If a company fails to comply with the proposed new rules it could face fines of up to 10% of their global annual revenue. In the case of "systematic infringements," the EC could also impose behavioral or structural remedies, such as divestiture of a whole business or parts of it (e.g., forced sale of business units, assets, intellectual property, or brands). Contrary to the initial draft, the revised DMA would not permit the EC to order structural remedies such as divestitures in the absence of a violation.
The European Parliament and the Council of the European Union will now review and discuss the EC's proposal, which could result in changes. Both institutions must agree on the final text under qualified majority at the Council before the DSA or DMA take effect. If adopted, the DSA and DMA would become applicable across the European Union, and would not need separate approval in Member States.
Global Regulation Is Not a Foregone Conclusion
There is not a global consensus about whether regulatory intervention is necessary, or what regulation is warranted. For example, in a speech in February 2019, the Assistant Attorney General ("AAG") for the U.S. Department of Justice Antitrust Division ("DOJ") cautioned against "misplaced" and "extreme views" that would propose new rules to regulate online platforms and displace the long-standing global consensus "consumer welfare" standard in antitrust reviews. In a nutshell, under the consumer welfare standard, antitrust enforcers intervene in markets or acquisitions only if the conduct harms consumers in a relevant market.
DOJ noted that digital platforms have grown, in part, because they provide innovative and disruptive services that consumers like.
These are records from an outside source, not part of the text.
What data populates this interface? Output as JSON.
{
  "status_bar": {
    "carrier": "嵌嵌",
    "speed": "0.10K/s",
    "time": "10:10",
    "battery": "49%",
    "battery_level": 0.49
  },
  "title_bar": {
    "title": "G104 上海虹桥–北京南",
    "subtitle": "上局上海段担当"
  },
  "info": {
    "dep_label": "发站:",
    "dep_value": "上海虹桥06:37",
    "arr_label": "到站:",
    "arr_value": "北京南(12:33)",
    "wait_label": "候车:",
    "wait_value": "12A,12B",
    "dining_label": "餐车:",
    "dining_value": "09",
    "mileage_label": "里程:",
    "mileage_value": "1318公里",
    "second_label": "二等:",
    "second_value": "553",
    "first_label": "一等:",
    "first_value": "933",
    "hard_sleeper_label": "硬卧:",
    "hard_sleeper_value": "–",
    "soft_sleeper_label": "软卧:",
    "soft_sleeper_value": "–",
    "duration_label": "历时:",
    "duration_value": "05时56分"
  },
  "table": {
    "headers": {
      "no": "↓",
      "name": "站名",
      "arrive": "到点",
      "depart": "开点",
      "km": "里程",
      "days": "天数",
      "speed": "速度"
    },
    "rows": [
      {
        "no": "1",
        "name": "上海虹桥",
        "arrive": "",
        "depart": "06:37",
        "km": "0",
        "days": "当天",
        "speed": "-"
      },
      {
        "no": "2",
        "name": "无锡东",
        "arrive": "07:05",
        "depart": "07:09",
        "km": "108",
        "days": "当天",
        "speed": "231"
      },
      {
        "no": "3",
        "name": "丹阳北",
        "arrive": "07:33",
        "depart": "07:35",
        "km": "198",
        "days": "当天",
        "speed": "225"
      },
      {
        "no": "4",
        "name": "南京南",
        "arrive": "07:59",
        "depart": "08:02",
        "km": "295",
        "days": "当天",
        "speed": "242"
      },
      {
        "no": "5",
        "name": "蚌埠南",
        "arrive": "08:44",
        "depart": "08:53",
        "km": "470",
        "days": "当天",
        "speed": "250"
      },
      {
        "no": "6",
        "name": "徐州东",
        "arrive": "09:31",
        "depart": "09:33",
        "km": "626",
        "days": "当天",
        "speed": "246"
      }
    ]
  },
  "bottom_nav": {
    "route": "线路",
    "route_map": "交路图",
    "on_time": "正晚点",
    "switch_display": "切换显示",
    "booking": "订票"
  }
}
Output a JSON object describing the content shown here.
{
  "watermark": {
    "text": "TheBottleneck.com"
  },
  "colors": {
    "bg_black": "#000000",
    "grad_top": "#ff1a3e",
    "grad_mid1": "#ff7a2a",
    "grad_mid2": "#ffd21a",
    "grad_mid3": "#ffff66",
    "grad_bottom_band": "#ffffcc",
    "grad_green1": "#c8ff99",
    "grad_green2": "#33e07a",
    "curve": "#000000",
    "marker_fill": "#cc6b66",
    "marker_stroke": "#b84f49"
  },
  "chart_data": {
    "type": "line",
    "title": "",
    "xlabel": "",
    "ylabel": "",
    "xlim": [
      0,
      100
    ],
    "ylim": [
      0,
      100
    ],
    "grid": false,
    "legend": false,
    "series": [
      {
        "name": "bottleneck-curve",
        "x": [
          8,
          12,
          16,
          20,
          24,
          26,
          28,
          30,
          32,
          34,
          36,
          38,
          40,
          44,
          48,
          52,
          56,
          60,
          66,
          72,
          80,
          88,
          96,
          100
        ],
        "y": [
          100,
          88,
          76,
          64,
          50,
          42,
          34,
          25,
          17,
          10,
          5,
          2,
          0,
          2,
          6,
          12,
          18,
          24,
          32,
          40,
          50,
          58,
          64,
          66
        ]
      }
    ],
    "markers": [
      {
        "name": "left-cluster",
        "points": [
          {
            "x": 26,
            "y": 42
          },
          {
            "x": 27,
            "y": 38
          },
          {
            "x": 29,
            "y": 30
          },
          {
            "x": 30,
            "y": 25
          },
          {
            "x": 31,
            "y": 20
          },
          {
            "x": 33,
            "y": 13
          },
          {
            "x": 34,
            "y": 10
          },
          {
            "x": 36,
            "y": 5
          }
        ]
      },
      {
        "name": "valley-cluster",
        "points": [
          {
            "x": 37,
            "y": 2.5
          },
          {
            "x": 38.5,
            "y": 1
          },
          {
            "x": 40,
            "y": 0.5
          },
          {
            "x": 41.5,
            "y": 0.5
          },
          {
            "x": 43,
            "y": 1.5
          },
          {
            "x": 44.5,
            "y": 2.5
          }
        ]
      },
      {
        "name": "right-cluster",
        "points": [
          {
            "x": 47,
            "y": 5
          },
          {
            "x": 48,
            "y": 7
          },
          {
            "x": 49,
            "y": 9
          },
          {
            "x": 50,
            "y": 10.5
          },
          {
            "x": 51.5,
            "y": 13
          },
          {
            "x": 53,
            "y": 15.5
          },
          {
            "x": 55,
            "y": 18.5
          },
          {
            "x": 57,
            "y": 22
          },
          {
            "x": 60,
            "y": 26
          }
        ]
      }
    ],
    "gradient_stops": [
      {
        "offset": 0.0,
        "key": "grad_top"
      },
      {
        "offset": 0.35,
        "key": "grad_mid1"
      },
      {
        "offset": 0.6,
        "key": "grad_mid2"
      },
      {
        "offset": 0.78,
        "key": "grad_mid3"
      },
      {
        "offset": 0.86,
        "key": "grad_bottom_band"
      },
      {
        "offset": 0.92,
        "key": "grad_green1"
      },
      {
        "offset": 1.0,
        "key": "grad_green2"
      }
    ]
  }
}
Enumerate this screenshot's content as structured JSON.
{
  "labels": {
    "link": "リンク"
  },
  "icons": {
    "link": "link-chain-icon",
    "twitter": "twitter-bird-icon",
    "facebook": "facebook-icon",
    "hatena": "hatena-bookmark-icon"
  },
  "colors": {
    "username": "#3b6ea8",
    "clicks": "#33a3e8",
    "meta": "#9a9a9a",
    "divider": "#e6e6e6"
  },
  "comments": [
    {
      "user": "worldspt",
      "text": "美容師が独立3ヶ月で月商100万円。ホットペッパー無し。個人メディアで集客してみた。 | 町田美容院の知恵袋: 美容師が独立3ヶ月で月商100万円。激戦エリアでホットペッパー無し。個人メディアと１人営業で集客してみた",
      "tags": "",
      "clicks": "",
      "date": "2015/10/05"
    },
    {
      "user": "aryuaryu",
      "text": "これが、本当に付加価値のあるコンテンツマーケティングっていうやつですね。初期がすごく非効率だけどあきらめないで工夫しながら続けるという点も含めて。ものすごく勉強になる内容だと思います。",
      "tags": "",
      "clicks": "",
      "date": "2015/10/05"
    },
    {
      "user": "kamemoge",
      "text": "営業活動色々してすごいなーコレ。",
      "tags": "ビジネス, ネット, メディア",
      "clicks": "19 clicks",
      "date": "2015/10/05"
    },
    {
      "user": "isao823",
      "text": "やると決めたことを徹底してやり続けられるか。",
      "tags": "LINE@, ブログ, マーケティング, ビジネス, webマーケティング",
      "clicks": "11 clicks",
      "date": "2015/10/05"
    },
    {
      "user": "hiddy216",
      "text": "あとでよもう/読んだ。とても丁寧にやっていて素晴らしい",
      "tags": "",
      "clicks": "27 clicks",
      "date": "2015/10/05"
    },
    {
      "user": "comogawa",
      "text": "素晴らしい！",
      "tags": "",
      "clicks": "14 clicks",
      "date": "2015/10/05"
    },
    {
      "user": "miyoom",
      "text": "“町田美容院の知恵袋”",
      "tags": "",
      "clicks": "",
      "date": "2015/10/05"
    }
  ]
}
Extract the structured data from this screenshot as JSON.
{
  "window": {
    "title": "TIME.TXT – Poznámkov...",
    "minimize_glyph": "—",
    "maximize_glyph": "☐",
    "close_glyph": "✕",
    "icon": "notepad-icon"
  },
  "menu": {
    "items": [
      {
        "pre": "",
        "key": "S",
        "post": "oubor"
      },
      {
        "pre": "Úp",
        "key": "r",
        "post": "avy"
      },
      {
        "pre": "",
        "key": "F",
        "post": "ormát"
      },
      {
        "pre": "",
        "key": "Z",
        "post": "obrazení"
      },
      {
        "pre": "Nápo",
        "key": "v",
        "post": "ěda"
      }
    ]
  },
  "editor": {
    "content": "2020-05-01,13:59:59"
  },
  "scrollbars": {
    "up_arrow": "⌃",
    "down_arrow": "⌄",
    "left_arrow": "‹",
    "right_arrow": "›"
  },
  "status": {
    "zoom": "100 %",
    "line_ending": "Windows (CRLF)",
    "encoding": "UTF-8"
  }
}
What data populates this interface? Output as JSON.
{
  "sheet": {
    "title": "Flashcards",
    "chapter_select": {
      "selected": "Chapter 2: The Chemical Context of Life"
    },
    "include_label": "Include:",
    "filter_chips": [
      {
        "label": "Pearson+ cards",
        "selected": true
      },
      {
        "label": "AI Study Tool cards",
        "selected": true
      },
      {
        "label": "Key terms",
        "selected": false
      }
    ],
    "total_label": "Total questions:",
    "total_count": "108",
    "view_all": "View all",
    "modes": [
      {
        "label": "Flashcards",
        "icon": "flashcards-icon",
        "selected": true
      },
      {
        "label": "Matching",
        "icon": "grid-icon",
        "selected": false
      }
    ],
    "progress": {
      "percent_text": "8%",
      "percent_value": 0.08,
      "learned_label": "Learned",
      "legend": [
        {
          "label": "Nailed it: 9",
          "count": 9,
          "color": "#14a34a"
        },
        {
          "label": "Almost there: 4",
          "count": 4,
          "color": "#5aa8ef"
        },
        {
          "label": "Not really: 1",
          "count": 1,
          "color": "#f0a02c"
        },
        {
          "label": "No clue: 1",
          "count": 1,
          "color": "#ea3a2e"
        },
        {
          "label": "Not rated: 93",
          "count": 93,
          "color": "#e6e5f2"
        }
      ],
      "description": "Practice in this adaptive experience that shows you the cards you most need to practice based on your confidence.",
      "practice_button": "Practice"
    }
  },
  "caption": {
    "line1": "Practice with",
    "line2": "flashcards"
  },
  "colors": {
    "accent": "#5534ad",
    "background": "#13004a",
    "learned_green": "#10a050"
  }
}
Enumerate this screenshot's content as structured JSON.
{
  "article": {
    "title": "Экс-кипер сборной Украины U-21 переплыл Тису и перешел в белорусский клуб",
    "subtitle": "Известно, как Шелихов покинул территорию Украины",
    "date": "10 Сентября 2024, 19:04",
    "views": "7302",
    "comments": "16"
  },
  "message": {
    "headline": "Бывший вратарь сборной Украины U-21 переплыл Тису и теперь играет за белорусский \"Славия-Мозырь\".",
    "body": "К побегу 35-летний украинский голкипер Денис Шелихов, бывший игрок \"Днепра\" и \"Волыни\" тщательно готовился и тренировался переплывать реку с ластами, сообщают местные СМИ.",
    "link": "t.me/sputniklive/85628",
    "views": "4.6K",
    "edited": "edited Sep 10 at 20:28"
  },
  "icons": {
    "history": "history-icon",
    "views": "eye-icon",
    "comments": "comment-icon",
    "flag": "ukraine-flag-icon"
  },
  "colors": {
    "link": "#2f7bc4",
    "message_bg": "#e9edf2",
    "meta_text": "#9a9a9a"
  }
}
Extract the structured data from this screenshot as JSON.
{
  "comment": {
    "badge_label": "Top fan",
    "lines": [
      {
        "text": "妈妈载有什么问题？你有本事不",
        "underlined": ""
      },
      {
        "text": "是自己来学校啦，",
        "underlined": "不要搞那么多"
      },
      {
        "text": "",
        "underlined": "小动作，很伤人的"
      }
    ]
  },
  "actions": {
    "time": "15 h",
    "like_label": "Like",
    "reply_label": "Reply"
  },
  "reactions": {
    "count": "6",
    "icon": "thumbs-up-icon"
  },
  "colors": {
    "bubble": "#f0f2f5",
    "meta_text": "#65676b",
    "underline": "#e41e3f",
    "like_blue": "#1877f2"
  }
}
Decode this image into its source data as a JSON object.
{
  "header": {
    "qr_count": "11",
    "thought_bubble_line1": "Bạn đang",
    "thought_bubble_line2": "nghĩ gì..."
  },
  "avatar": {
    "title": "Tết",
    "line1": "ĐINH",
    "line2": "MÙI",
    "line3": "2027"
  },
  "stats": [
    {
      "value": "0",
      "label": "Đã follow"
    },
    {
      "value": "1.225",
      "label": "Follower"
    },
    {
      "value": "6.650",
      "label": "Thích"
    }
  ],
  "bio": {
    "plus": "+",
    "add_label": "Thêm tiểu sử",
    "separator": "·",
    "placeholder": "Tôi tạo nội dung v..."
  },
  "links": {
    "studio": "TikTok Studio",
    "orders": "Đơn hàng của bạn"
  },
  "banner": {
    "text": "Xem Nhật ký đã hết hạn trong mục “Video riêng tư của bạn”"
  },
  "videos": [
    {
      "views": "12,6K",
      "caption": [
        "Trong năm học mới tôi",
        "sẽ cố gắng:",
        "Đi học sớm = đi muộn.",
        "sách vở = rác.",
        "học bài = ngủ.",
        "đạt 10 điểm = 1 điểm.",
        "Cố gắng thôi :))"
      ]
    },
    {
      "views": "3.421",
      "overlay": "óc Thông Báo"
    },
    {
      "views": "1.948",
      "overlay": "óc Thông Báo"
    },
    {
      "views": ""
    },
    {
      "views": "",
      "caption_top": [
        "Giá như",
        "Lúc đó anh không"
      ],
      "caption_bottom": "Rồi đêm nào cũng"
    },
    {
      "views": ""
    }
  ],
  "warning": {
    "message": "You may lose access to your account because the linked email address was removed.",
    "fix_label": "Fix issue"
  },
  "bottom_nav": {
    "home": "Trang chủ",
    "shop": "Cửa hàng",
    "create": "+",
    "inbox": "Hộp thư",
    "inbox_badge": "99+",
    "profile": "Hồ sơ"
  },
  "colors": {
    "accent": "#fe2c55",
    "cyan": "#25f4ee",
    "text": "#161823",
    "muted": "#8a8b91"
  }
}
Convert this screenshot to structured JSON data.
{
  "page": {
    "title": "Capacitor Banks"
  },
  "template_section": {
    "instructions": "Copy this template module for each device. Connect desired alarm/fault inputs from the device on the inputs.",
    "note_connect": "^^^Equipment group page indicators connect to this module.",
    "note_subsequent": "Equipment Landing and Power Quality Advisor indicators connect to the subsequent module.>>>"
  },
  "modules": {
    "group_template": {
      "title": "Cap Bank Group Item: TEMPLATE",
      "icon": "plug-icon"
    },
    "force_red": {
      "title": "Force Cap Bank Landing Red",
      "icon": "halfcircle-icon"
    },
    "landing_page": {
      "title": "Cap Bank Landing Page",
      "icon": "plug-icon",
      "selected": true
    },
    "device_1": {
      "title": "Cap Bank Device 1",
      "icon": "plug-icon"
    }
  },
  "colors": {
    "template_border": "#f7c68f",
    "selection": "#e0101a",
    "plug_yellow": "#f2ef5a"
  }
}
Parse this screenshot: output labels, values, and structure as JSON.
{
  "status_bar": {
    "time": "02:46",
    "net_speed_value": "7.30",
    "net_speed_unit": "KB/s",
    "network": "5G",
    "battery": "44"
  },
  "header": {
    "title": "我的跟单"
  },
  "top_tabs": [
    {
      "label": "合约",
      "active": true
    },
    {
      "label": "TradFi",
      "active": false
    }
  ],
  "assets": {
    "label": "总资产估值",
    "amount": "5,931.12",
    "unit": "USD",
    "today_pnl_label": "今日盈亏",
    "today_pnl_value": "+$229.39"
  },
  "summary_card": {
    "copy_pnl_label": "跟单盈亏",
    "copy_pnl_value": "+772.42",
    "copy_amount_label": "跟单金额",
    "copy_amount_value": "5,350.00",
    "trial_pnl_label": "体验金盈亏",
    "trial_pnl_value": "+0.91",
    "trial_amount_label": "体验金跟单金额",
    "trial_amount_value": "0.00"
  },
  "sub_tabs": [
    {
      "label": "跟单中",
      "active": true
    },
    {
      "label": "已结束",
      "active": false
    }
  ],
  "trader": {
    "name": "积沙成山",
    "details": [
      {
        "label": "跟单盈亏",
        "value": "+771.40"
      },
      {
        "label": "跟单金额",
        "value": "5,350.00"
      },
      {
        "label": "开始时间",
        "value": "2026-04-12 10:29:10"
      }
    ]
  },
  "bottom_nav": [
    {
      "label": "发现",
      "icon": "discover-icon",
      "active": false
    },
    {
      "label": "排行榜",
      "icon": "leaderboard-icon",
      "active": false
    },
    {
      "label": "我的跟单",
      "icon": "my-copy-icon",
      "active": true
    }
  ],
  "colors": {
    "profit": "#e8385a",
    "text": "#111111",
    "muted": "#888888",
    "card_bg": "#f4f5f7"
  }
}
According to DOJ, antitrust enforcement should not concern itself with "how big the platform is, but whether what the platform is doing harms competition." Although DOJ agreed that concerns over privacy, notice, and unauthorized use of data should be discussed, it discouraged the use of the antitrust laws to address policy issues that do not result in collusive or exclusionary conduct.